As a Library, why do we say “Black lives matter”? This is a question that has been asked of me several times in recent months by various members of the public and library staff. Simply put, it’s important to explicitly say “Black lives matter” because, like many public institutions in this country, libraries have a racist history towards Black people.
It wasn’t until 1896 that Black Americans in the South could have access to libraries, but only with the caveat that they had to provide their own library services and books. Prior to 1896, Blacks weren't allowed in any libraries in the South other than to pick up or return books for white patrons and weren’t allowed in the same libraries as white people until 1954. In the North, Blacks were also prohibited from using libraries, but starting in 1828 many African American literary and library societies were started in order to meet the need.(1)
In terms of library staff, it is much of the same history. Public libraries in the U.S. were largely started and run by local women’s clubs that by and large excluded membership to anyone who was not white.(2,3) Library staff in the U.S. still largely reflect this demographic. (4,5)
Part of the healing and reconciliation of this racist legacy is to acknowledge that it exists, understand how it has shaped who and where we are now and take corrective actions. Part of taking corrective actions is to state that Black lives do matter to libraries even though we have a racist history. By saying “Black lives matter,” we are acknowledging our racist past while at the same time explicitly inviting in people who have historically not been welcome or who have been barred from taking advantage of what public libraries have to offer.

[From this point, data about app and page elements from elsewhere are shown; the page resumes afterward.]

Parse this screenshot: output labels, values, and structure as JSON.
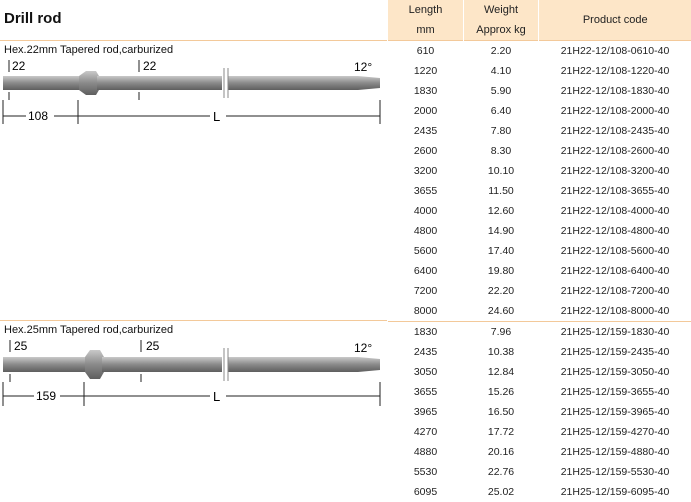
{
  "title": "Drill rod",
  "table": {
    "headers": {
      "length": "Length",
      "length_unit": "mm",
      "weight": "Weight",
      "weight_unit": "Approx kg",
      "product_code": "Product code"
    },
    "groups": [
      {
        "rows": [
          {
            "length": "610",
            "weight": "2.20",
            "code": "21H22-12/108-0610-40"
          },
          {
            "length": "1220",
            "weight": "4.10",
            "code": "21H22-12/108-1220-40"
          },
          {
            "length": "1830",
            "weight": "5.90",
            "code": "21H22-12/108-1830-40"
          },
          {
            "length": "2000",
            "weight": "6.40",
            "code": "21H22-12/108-2000-40"
          },
          {
            "length": "2435",
            "weight": "7.80",
            "code": "21H22-12/108-2435-40"
          },
          {
            "length": "2600",
            "weight": "8.30",
            "code": "21H22-12/108-2600-40"
          },
          {
            "length": "3200",
            "weight": "10.10",
            "code": "21H22-12/108-3200-40"
          },
          {
            "length": "3655",
            "weight": "11.50",
            "code": "21H22-12/108-3655-40"
          },
          {
            "length": "4000",
            "weight": "12.60",
            "code": "21H22-12/108-4000-40"
          },
          {
            "length": "4800",
            "weight": "14.90",
            "code": "21H22-12/108-4800-40"
          },
          {
            "length": "5600",
            "weight": "17.40",
            "code": "21H22-12/108-5600-40"
          },
          {
            "length": "6400",
            "weight": "19.80",
            "code": "21H22-12/108-6400-40"
          },
          {
            "length": "7200",
            "weight": "22.20",
            "code": "21H22-12/108-7200-40"
          },
          {
            "length": "8000",
            "weight": "24.60",
            "code": "21H22-12/108-8000-40"
          }
        ]
      },
      {
        "rows": [
          {
            "length": "1830",
            "weight": "7.96",
            "code": "21H25-12/159-1830-40"
          },
          {
            "length": "2435",
            "weight": "10.38",
            "code": "21H25-12/159-2435-40"
          },
          {
            "length": "3050",
            "weight": "12.84",
            "code": "21H25-12/159-3050-40"
          },
          {
            "length": "3655",
            "weight": "15.26",
            "code": "21H25-12/159-3655-40"
          },
          {
            "length": "3965",
            "weight": "16.50",
            "code": "21H25-12/159-3965-40"
          },
          {
            "length": "4270",
            "weight": "17.72",
            "code": "21H25-12/159-4270-40"
          },
          {
            "length": "4880",
            "weight": "20.16",
            "code": "21H25-12/159-4880-40"
          },
          {
            "length": "5530",
            "weight": "22.76",
            "code": "21H25-12/159-5530-40"
          },
          {
            "length": "6095",
            "weight": "25.02",
            "code": "21H25-12/159-6095-40"
          }
        ]
      }
    ]
  },
  "sections": [
    {
      "label": "Hex.22mm Tapered rod,carburized",
      "hex_dim": "22",
      "collar_dim": "22",
      "shank_len": "108",
      "length_symbol": "L",
      "taper": "12°"
    },
    {
      "label": "Hex.25mm Tapered rod,carburized",
      "hex_dim": "25",
      "collar_dim": "25",
      "shank_len": "159",
      "length_symbol": "L",
      "taper": "12°"
    }
  ],
  "colors": {
    "header_bg": "#fde6c8",
    "rule": "#f3c99a",
    "rod": "#8a8a8a"
  }
}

At Contra Costa County Library, we are committed to doing the hard work of examining the library’s historically racist past as well as our current practices that were built upon that past and taking corrective actions so that we can move beyond perpetuating inequities. This will be a long road and one that I am personally committed to engaging in for the rest of my career.
~Alison McKee, Interim County Librarian